# ACTIVITY
In the data, find each line where the word "this" appears and list that line.

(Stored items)
>>>>

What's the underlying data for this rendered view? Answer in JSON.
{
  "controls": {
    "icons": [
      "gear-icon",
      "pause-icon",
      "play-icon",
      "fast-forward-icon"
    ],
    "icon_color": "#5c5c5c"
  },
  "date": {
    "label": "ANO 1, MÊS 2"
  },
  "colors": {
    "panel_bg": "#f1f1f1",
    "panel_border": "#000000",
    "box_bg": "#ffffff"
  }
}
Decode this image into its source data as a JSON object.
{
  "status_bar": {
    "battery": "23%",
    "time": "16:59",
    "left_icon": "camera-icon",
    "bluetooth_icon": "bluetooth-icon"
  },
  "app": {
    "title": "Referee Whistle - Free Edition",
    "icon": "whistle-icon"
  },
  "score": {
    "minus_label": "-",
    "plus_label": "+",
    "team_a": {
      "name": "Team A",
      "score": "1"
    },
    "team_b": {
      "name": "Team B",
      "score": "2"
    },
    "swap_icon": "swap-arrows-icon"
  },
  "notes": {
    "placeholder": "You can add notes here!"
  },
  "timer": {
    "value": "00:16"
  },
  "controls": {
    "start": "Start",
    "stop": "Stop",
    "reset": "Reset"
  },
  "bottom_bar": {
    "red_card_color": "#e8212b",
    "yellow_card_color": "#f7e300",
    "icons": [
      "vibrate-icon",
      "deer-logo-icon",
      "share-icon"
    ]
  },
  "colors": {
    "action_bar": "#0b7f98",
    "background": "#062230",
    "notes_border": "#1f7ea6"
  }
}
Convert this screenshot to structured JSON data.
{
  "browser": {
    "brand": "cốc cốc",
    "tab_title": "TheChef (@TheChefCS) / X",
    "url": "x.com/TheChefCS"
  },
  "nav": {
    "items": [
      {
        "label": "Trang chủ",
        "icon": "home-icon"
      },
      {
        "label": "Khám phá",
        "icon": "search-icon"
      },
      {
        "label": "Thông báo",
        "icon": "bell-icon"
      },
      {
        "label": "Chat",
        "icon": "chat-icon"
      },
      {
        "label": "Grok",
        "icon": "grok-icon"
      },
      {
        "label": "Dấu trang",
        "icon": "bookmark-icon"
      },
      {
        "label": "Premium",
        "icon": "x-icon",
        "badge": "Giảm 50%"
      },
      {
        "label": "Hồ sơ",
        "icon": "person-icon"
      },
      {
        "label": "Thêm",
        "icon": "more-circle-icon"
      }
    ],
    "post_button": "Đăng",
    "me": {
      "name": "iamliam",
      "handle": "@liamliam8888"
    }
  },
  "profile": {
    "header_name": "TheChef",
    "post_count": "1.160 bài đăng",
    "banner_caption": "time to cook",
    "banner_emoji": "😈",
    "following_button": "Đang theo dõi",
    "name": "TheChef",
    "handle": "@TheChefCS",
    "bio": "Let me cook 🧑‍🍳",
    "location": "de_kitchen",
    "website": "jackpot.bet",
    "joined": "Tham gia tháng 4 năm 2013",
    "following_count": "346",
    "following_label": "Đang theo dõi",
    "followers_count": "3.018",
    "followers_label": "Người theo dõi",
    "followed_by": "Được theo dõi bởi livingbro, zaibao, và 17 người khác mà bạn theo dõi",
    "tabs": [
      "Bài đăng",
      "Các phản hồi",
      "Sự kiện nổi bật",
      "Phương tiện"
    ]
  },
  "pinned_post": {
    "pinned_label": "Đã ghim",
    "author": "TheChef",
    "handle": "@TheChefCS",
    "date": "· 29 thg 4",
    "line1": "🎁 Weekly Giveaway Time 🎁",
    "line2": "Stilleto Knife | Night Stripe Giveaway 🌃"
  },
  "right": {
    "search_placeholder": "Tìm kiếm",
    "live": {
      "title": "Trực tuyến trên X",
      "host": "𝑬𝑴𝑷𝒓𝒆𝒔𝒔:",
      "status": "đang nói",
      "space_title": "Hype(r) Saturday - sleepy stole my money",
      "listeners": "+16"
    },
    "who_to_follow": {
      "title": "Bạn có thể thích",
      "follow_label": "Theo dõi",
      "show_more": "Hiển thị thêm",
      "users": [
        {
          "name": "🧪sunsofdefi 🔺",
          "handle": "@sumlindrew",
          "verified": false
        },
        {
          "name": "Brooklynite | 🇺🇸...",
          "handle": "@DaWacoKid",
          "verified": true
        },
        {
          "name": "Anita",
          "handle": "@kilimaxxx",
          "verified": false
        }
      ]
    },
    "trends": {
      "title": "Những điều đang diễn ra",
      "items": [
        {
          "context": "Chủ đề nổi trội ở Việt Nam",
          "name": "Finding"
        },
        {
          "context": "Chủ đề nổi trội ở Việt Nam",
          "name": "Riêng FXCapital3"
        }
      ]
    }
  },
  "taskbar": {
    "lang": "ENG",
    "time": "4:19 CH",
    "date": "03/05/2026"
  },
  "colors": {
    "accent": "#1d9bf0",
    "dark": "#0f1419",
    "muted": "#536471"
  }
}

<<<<

# ANSWER SPACE
What's the underlying data for this rendered view? Answer in JSON.
Decode this image into its source data as a JSON object.
Convert this screenshot to structured JSON data.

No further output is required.